The scheme will operate from July to October 2001, enabling growers to make their new arrangements for the 2002 crop. Applications for transfers of contracted tonnage entitlement will be invited from interested growers, either relinquishing or acquiring, and will be considered by British Sugar using criteria agreed with the NFU. There will also be an opportunity for potential ‘new entrants’ to join the industry, subject to passing a short supplier appraisal.

Existing growers are now receiving notification of the scheme with an invitation to apply for a Prospectus and Consent of Transfer Form. Non-growers can obtain details of the Scheme by telephoning the British Sugar helpline on 0870 2402314.

Chris Carter, British Sugars’ Agricultural Director, commented, “The new IPA agreed between British Sugar and the NFU has allowed many improvements for the UK beet sugar industry and the Outgoers’ Scheme is the latest tangible example giving growers the chance to improve the efficiency of their sugar beet production”.

Matt Twidale, Chairman of the NFU Sugar Beet Committee welcomed the scheme saying: “We have worked hard together with British Sugar to deliver a scheme that offers real benefits to our industry. It provides opportunities for outgoing growers, those wanting to expand their beet growing enterprise and also possible new entrants.”
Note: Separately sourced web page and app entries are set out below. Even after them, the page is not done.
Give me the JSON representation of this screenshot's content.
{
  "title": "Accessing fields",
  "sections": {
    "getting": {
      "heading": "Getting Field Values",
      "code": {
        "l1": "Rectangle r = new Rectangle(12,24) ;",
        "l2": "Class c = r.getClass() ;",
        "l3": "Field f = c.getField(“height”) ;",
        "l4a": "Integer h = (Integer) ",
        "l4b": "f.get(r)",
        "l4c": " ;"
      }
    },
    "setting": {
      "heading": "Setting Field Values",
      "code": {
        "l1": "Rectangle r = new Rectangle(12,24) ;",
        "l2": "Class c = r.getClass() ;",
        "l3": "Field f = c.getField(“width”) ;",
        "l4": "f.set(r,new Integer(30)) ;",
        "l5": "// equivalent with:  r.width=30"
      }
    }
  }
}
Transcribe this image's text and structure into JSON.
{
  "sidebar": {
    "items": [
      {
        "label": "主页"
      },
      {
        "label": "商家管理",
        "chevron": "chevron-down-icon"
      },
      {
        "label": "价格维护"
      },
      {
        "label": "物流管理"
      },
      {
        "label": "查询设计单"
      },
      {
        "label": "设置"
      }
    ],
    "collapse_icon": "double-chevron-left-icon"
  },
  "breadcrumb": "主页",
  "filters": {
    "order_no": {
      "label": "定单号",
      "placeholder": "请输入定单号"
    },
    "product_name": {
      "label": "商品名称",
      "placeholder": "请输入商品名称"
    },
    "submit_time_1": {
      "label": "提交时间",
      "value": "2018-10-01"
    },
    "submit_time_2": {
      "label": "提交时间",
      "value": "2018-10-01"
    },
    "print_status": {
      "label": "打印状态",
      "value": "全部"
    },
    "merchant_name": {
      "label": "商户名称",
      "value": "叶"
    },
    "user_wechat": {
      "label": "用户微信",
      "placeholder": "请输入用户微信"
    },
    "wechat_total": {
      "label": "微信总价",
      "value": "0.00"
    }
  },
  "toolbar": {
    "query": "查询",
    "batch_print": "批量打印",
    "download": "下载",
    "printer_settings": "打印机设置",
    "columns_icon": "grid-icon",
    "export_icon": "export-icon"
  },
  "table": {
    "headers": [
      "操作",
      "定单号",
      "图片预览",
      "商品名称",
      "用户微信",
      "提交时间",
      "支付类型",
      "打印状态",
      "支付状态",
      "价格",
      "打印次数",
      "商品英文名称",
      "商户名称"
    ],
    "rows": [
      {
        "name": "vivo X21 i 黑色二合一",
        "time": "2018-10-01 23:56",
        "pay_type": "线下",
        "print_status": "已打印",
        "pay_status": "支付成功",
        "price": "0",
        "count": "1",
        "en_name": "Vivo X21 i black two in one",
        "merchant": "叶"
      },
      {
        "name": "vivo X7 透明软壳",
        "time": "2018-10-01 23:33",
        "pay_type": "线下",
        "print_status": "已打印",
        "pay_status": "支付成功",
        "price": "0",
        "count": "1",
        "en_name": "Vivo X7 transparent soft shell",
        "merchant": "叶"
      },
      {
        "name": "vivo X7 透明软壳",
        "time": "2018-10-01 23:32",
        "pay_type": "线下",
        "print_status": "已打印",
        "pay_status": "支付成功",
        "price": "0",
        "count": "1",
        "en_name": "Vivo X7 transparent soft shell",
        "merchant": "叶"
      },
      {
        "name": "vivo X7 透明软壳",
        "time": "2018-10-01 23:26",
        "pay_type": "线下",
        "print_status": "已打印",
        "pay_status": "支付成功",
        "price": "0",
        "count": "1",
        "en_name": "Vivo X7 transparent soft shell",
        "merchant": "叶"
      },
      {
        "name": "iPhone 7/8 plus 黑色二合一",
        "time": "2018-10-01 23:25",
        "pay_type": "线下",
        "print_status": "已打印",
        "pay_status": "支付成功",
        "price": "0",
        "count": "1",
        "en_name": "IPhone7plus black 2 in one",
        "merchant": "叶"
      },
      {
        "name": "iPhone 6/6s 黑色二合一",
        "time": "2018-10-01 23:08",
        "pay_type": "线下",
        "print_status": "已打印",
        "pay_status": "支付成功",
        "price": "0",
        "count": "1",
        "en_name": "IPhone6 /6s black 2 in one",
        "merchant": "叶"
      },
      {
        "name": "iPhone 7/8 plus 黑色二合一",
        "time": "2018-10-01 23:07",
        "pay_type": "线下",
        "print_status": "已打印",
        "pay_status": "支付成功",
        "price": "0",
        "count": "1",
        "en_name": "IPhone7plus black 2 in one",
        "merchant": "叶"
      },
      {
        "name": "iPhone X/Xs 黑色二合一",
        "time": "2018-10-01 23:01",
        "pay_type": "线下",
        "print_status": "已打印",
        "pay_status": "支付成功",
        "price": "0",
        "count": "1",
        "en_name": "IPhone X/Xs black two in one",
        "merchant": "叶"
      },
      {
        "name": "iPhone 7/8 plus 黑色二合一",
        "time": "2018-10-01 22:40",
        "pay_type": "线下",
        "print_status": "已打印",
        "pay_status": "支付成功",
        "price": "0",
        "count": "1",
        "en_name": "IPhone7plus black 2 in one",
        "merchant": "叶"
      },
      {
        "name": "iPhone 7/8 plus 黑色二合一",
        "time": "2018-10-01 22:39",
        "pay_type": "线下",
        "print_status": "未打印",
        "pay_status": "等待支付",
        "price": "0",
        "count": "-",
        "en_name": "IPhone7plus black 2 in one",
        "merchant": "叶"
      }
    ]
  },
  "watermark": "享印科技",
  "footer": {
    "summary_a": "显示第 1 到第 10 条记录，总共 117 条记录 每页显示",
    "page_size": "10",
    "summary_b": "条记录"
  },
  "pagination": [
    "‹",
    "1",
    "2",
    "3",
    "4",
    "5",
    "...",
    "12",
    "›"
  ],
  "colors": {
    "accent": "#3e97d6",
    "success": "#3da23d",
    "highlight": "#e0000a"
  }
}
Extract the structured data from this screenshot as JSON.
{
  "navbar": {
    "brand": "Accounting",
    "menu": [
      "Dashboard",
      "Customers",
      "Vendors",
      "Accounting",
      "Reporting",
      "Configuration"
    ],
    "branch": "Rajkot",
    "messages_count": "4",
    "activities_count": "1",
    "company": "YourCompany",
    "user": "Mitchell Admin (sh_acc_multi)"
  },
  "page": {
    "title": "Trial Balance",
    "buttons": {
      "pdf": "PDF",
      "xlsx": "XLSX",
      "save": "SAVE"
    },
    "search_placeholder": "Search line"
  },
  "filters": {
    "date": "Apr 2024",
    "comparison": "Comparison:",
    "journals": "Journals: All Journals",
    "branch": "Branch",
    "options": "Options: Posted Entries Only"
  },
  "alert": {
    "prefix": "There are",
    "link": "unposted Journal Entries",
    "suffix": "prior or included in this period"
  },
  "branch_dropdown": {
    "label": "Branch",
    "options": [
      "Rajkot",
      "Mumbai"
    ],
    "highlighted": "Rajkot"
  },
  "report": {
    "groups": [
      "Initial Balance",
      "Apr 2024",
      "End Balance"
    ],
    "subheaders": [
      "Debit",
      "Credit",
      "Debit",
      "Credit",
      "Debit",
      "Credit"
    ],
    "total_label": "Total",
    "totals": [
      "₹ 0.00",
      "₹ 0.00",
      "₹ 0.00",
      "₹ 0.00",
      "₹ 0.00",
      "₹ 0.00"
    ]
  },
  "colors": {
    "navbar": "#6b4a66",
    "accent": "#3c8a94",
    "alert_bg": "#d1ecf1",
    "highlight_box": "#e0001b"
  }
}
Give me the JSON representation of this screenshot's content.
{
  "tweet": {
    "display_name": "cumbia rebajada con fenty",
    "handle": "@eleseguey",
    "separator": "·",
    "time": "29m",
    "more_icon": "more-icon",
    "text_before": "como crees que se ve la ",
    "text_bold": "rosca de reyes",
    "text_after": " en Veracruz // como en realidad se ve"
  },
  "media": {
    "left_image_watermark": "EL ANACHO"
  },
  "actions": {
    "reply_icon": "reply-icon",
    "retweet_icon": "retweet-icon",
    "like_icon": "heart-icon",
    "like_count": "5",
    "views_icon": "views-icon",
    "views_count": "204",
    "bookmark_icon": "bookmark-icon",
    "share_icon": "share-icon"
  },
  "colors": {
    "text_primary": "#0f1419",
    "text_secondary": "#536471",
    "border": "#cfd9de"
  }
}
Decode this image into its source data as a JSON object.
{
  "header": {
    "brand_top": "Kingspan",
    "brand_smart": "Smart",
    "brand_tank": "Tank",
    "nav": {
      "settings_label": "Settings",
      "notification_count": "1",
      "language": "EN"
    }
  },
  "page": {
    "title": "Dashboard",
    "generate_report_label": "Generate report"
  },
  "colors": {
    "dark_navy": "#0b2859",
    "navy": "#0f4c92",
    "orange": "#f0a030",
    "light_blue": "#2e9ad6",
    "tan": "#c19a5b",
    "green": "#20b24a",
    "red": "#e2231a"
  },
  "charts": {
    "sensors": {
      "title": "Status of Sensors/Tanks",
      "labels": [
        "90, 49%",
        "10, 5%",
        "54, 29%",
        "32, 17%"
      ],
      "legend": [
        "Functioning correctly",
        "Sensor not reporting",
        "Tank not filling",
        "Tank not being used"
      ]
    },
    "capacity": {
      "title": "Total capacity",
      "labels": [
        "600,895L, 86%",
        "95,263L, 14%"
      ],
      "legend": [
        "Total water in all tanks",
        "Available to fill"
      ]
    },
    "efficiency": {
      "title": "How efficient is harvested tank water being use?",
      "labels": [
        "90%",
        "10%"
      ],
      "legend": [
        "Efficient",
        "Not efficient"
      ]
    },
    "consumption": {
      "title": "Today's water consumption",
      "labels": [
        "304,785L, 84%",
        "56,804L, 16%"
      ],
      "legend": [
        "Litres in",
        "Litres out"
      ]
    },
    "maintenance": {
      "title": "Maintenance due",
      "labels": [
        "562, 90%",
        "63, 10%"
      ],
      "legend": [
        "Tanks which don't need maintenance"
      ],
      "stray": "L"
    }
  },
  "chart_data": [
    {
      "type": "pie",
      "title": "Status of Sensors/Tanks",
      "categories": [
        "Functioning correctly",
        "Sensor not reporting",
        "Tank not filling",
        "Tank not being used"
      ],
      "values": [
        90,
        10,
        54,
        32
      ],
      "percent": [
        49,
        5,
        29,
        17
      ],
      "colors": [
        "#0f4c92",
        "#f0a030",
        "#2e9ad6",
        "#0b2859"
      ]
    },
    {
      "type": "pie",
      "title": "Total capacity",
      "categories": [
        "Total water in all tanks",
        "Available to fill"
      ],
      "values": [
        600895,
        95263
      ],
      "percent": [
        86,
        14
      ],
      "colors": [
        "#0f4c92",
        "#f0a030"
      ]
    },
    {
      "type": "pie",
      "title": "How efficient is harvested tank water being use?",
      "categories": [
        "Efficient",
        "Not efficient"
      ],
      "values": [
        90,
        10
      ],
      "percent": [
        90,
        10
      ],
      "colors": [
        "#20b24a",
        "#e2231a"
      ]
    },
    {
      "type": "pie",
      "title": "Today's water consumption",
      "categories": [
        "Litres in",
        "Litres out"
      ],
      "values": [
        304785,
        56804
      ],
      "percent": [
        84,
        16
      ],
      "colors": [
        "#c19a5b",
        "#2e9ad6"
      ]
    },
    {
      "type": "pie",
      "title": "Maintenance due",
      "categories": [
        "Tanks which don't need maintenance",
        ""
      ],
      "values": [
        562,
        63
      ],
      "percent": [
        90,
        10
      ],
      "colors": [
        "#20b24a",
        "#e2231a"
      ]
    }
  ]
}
Although every effort has been made to ensure the accuracy of the information provided in this document, the NFU cannot accept liability for errors and omissions.  This information should not be regarded as constituting legal advice, and should therefore not be relied upon as such.  NFU©